Since I saw Cameron Crowe’s We Bought a Zoo in late-November on the night of those nationwide sneak-peek public screenings, I haven’t been able to gather enough desire to write a full-length review of the film. Usually, but not always, that lack of desire tends to make my negative-skewing feelings about a movie even clearer — the less I want to write about it, in other words, the more bland it probably is to me, and the less I like it.
That’s especially the case with We Bought a Zoo, a disappointingly flavorless effort from the Oscar-winning writer-director, who has been flying off the rails for nearly a decade now. I’m admittedly not the most front-lining admirer of Crowe’s body of work — I didn’t respond uproariously, for instance, to Almost Famous, which appears to be one of the more universal favorites from the past decade — but he obviously has some unique tools in his bag, which makes the uninspired telling of We Bought a Zoo all the more noticeable.
Crowe probably took this film as a strictly commercial endeavor, something that would appeal comfortably to the masses, earn a nice dime at the box-office, etc., etc. I take no issue with that. What bugs me — and the reason I decided to write this piece — is how forgivable critics have been to this film. It’s sitting at a 62% on Rotten Tomatoes, a 58 on Metacritic, and the overall response from the online crowd appears, from what I’ve read and heard, to be even stronger than that.

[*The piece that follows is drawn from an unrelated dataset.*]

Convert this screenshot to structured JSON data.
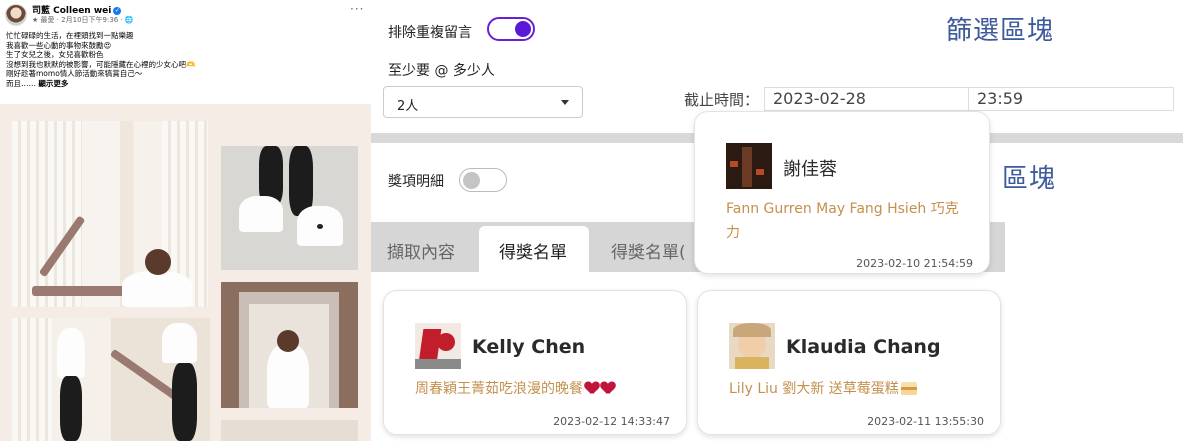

I just don’t get it. There is literally nothing interesting about Crowe’s screenplay, which he co-adapted with Aline Brosh McKenna, and his generic, sappy, wring-out-every-emotion-possible direction makes the lazy creaks sting even more. The way he crafts the arc of Elle Fanning’s character is an embarrassment of simplicity. Here’s one of the most astute young actresses on the market being given a character that’s written without an ounce of legitimacy. It made me cringe more than Armie Hammer’s J. Edgar makeup.
The only reason I didn’t walk out on this thing was Matt Damon, who keeps getting warmer and more inviting with each performance he gives. There are, obviously, exceptions — I’m not sure anyone would describe his dazzling turn in The Informant! as warm — but in movies like this one, Contagion, Hereafter, and The Adjustment Bureau, he continues to develop an exceptional sense of authenticity. Few big-time actors out there open the door to their souls like Damon has been doing recently, and as A-B-C as his We Bought a Zoo character is, he makes the film leagues more watchable than it should be.
The film has another savior in Jónsi, whose original score deserves material of more meaning. Thomas Haden Church is also worth mentioning here — his dry comic contribution is an extremely necessary refresher.
All in all, though, this is immensely forgettable fare that has somehow, someway been greeted favorably but a large body of critical sources. Where other people have found emotional honesty, I found artificial sincerity and creative carelessness. And it cost $50 million? You have to be kidding me. Here’s hoping this was a mainstream stepping stone for Crowe, and not another indication that he’s run out of steam.